ABOUT THIS TASK → Emit the line that holds "Transcribe this image's" and all lines following it through the end of the data, verbatim, and nothing else.

====== AVAILABLE DATA ======

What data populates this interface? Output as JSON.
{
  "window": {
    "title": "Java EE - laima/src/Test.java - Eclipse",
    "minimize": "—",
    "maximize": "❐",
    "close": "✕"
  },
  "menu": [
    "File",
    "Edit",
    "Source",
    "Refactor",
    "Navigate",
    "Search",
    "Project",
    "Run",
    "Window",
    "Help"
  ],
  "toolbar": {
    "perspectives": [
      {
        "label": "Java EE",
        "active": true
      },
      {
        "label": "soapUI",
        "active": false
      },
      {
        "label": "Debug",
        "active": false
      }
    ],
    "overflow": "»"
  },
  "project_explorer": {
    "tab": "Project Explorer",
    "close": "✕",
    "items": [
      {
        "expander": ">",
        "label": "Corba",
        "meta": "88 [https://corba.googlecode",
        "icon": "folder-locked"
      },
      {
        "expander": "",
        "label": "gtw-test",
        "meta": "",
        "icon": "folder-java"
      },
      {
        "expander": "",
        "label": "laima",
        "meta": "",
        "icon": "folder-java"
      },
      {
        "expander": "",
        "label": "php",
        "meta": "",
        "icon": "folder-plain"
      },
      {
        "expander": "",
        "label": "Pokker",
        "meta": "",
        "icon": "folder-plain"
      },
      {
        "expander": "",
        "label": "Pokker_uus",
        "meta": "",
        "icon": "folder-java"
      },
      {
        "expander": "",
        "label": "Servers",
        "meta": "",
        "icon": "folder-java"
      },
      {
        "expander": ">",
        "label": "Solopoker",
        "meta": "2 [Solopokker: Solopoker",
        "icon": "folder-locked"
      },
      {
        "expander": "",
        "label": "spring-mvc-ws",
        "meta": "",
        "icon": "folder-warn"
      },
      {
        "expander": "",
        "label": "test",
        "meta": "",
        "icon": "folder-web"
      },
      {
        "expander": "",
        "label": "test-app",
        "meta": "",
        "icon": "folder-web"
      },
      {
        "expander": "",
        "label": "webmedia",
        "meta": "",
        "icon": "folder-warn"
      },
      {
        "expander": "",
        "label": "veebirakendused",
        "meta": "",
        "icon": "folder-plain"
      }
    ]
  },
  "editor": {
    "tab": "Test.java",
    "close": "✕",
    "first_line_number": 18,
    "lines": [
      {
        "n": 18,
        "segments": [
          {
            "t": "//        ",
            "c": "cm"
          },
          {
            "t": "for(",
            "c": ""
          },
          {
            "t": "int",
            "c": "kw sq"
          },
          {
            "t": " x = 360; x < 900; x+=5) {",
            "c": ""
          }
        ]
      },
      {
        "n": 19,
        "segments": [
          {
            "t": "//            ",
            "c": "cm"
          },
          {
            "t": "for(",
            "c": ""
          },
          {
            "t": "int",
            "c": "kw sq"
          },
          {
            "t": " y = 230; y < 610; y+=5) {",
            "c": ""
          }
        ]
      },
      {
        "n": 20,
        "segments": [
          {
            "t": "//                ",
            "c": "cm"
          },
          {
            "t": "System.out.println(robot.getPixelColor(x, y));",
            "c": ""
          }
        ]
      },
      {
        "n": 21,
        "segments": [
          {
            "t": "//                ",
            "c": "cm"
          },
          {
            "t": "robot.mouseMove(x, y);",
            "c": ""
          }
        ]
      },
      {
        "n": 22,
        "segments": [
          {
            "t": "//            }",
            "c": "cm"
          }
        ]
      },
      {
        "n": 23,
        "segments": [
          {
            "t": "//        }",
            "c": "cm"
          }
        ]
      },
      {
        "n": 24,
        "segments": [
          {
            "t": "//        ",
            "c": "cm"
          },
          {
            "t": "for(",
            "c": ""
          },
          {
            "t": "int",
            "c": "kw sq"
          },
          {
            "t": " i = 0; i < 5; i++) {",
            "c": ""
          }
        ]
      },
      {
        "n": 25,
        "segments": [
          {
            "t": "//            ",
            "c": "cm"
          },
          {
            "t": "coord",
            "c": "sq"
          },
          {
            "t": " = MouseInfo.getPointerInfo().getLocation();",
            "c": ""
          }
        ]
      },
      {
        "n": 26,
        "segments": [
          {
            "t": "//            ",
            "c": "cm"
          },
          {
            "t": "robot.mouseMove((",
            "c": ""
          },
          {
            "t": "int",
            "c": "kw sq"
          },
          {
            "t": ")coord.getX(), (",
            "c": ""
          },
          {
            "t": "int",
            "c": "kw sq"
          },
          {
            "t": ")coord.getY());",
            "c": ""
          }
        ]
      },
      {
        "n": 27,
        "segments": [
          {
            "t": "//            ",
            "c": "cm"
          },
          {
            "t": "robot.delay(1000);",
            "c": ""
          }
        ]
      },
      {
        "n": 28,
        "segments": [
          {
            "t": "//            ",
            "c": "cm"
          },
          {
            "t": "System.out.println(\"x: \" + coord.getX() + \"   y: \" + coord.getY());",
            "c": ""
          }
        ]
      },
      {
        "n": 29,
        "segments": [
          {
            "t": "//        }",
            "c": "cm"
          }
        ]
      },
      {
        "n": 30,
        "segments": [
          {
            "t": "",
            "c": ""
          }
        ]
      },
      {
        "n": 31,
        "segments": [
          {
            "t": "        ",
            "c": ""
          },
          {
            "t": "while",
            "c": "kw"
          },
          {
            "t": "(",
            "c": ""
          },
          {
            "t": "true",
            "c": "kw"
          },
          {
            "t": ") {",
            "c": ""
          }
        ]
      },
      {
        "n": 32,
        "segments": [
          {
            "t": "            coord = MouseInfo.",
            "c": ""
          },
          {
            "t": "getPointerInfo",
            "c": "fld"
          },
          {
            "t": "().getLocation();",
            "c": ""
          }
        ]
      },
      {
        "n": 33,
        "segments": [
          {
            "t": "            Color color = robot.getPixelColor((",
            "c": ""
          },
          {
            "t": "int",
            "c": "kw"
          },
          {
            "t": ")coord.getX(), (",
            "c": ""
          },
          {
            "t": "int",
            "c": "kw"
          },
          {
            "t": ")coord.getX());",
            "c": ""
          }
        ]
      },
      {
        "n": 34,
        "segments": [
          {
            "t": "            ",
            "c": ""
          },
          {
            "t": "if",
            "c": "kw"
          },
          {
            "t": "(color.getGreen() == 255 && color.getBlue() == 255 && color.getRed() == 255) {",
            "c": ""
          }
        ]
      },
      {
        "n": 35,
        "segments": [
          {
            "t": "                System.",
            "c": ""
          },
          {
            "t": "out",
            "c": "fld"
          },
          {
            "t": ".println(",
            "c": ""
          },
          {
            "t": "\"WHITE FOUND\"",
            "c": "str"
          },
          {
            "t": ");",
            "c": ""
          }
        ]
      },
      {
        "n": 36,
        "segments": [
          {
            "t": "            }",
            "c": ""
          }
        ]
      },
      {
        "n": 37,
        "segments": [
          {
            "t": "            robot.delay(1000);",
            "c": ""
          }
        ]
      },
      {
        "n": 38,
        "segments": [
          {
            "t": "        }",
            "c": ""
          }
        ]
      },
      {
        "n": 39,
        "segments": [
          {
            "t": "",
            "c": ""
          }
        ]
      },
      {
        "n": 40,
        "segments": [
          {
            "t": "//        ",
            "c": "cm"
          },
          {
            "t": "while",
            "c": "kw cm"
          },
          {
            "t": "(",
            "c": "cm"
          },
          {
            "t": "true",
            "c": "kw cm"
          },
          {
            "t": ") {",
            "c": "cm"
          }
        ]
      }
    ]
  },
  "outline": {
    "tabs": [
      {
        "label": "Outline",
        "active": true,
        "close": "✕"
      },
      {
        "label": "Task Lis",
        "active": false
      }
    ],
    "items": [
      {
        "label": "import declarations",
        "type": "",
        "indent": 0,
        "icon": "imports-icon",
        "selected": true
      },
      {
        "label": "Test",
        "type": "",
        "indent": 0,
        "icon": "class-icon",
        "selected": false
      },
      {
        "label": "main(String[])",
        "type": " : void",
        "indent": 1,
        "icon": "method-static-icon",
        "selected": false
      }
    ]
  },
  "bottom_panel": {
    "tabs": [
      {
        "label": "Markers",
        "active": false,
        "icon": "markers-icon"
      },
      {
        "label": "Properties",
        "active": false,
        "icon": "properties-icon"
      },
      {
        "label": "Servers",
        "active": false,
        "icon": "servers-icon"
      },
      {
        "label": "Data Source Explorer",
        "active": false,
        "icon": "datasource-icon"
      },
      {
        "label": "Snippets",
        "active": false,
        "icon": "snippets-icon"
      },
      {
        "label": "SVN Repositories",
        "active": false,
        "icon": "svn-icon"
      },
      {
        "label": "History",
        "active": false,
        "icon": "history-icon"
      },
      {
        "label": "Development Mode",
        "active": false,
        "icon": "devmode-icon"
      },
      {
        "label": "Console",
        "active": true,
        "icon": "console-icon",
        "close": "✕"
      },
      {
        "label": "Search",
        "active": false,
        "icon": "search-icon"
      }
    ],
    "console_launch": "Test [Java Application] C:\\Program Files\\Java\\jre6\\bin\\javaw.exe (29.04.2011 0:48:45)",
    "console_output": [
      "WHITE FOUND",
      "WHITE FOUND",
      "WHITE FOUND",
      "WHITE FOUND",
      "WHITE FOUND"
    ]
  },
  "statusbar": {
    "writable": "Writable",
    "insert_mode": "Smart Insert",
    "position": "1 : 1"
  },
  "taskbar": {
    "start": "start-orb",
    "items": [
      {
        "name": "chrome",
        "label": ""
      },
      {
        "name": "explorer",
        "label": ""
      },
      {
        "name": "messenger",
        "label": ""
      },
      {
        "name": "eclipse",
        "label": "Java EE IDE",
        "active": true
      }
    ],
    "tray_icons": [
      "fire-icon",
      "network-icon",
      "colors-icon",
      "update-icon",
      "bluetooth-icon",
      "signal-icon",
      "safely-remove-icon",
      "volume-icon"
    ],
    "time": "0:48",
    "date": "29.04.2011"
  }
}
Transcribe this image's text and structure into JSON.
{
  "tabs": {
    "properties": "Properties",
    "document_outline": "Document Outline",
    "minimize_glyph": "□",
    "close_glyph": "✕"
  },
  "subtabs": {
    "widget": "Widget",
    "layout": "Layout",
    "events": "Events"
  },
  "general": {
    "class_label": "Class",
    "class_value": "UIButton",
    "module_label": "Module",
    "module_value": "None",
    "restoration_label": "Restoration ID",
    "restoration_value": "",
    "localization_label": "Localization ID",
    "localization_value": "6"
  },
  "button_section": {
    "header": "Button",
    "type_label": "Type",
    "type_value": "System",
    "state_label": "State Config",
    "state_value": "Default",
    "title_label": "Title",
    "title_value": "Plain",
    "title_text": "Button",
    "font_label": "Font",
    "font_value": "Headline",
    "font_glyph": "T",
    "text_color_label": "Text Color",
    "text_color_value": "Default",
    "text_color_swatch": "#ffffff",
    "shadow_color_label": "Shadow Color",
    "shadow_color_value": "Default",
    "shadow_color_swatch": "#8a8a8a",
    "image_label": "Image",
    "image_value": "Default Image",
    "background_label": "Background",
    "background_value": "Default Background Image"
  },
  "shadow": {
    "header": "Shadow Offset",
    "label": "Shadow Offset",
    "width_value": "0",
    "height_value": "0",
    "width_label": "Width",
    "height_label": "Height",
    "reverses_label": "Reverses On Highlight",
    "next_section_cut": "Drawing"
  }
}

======

RESULT →
Transcribe this image's text and structure into JSON.
{
  "tabs": {
    "properties": "Properties",
    "document_outline": "Document Outline",
    "minimize_glyph": "□",
    "close_glyph": "✕"
  },
  "subtabs": {
    "widget": "Widget",
    "layout": "Layout",
    "events": "Events"
  },
  "general": {
    "class_label": "Class",
    "class_value": "UIButton",
    "module_label": "Module",
    "module_value": "None",
    "restoration_label": "Restoration ID",
    "restoration_value": "",
    "localization_label": "Localization ID",
    "localization_value": "6"
  },
  "button_section": {
    "header": "Button",
    "type_label": "Type",
    "type_value": "System",
    "state_label": "State Config",
    "state_value": "Default",
    "title_label": "Title",
    "title_value": "Plain",
    "title_text": "Button",
    "font_label": "Font",
    "font_value": "Headline",
    "font_glyph": "T",
    "text_color_label": "Text Color",
    "text_color_value": "Default",
    "text_color_swatch": "#ffffff",
    "shadow_color_label": "Shadow Color",
    "shadow_color_value": "Default",
    "shadow_color_swatch": "#8a8a8a",
    "image_label": "Image",
    "image_value": "Default Image",
    "background_label": "Background",
    "background_value": "Default Background Image"
  },
  "shadow": {
    "header": "Shadow Offset",
    "label": "Shadow Offset",
    "width_value": "0",
    "height_value": "0",
    "width_label": "Width",
    "height_label": "Height",
    "reverses_label": "Reverses On Highlight",
    "next_section_cut": "Drawing"
  }
}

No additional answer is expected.